# 2nd order ODE: modeling a spring

ReidMerrill
Thread moved from the technical forums, so no Homework Template is shown
Suppose a spring with spring constant 6N/m is horizontal and has one end attached to the wall and the other end attached to a 3 kg mass. Suppose the friction/damping constant is 1 N s/m

Set up a differential equation that describes this system with x denoting displacement of the mass from equilibrium position and give your answer in terms of x,x', and x''. Assume that positive displacement means the mass is farther from the wall than equalibrium

I'm not sure what to do here. I'm guessing I'll need the equation

mx'' + bx' + kx = F Where mx'' = Fdamping + F spring + F inertia b is damping coefficient: 1 N m/s k is spring coefficient: 6 N/m

Where do I get m? Fdamping is 1 and Fspring is 6 right? Would I get Finertia from F=ma? Because a is not given.

Homework Helper
Hi,

You already have the acceleration a when you write ##\ddot x##.

If there is no spring, your equation of motion reads ##F = ma = m\ddot x##. In that case, what is F ?

Are there other (external) forces at work, except for the spring and the damping force ?

Dr.D
Why do you think you need a "Finertia" term? Newton's Second Law only involves the sum of real forces; no fictional forces are to be included. Draw the FBD and include in your force sum on the actual forces present.

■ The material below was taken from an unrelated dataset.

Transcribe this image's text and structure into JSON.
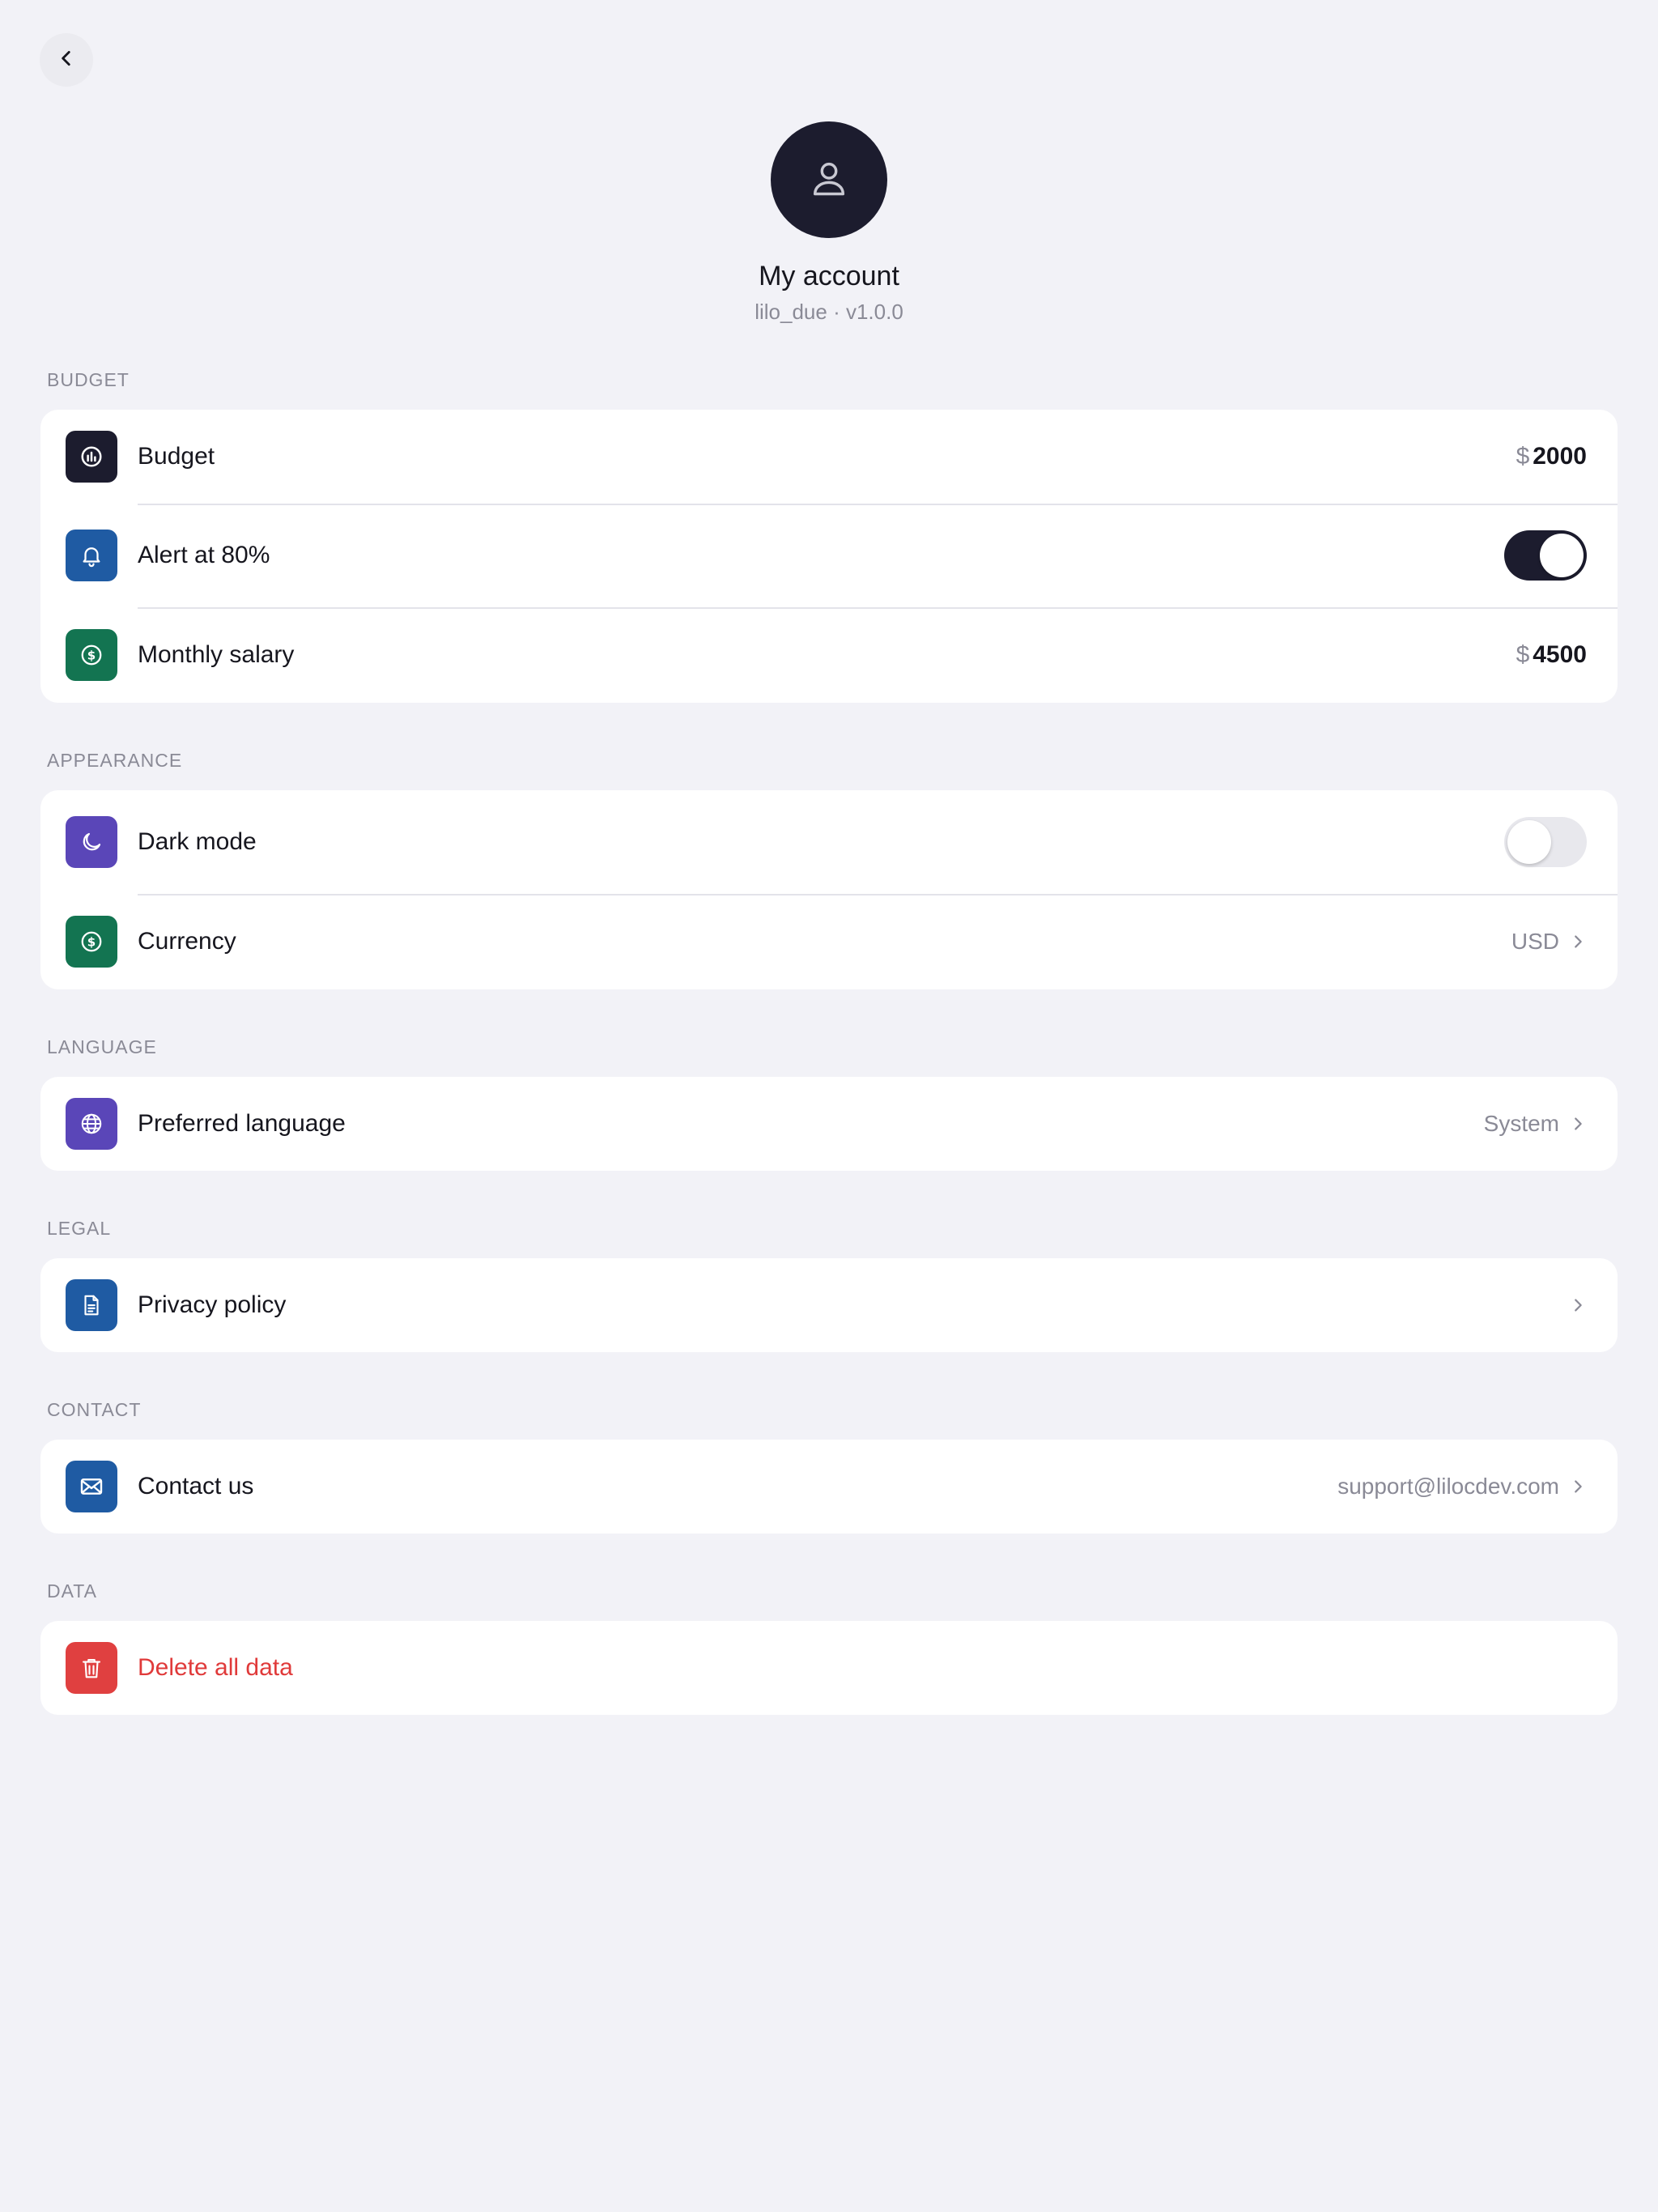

ReidMerrill
Hi,

You already have the acceleration a when you write ##\ddot x##.

If there is no spring, your equation of motion reads ##F = ma = m\ddot x##. In that case, what is F ?

Are there other (external) forces at work, except for the spring and the damping force ?

I don't think so.

Dr.D
You asked "where do I get m?" but the problem statement said that one end of the spring was attached to a 3 kg mass. That is where you get m.

Homework Helper
You missed the 'in that case, what is F?' . I was fishing for the answer: 'the externally applied force'
I don't think so.
So that means in your differential equation the right-hand side can be set to 0 and ##m\ddot x = ## the two forces in the story (##\beta\dot x## and ##kx##) , each with the proper sign

ReidMerrill
You missed the 'in that case, what is F?' . I was fishing for the answer: 'the externally applied force'
So that means in your differential equation the right-hand side can be set to 0 and ##m\ddot x = ## the two forces in the story (##\beta\dot x## and ##kx##) , each with the proper sign
So the equation would be 3x'' + 1x' + 6x =0 ?